Tulsa’s Annual Living with Diabetes event will be held March 28, 2015. There will be free cholesterol and A1C screenings for the first 75 visitors. Additional health screenings, presentations, and a cooking demo will be available to attendees. Please check out the link below for more information:
Come join us!
What is the Glycemic Index (GI)? Glucose is a carbohydrate and is the body’s primary source of fuel. Foods that contain glucose include grains, fruits, vegetable starches, legumes, dairy products, and in smaller amounts, non-starch vegetables. The glycemic index is a measure of the impact a food has on a person’s blood glucose (blood sugar). Foods that are low on the GI have a smaller impact on a person’s blood sugar and thus cause fewer blood sugar spikes and crashes.
What are the benefits of eating low to moderate GI foods?
1. Many foods lower on the GI contain more fiber. In addition to stabilizing blood sugar levels, fiber can also lower cholesterol and assist with weight control.
2. When foods move through your system at a slower rate, the body has more time breakdown and absorb nutrients. Therefor, people who consume foods lower on the GI may absorb more nutrients.
3. Stable blood sugar concentrations contribute to weight management, lessen mood swings, decrease overeating, and lower chances for disease.
Why is the GI helpful? Rewind back to a post I made on June 28, 2013, “Focus on Slow Carbohydrates.” (https://nutritionbytawnie.com/2013/06/28/focus-on-slow-carbohydrates/) The GI makes it simple to identify fast and slow carbohydrate foods. Remember, the goal is NOT to cut carbohydrates completely from the diet, but to be aware of the type of carbohydrate consumed and how the body responds.
Below is a list of GI tested foods.
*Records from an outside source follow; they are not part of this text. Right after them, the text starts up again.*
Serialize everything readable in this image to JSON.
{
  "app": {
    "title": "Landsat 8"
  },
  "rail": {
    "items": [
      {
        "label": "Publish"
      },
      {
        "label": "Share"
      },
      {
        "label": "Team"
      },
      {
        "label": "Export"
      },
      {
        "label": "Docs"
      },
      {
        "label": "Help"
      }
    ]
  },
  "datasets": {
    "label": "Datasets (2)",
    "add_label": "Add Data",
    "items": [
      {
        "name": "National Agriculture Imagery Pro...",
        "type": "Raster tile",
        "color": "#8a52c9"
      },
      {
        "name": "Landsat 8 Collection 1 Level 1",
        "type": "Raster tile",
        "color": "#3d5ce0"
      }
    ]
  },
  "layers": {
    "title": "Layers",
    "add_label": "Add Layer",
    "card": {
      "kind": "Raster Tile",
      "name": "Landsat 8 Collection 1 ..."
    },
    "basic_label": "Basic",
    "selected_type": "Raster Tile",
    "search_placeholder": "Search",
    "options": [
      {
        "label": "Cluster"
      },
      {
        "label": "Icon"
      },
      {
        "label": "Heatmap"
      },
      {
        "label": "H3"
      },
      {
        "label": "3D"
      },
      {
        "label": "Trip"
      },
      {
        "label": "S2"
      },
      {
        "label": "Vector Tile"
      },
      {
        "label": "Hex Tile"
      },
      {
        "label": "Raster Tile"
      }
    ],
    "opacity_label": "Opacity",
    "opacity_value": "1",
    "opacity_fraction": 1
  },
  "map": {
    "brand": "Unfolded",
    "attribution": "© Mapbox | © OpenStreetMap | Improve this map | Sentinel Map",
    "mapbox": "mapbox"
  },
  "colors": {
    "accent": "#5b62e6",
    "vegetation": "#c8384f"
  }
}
I retreived this list from http://www.lowgihealth.com.au/category/what-is-glycemic-index/. You can also search a specific food tested by the University of Sydney at http://www.glycemicindex.com/.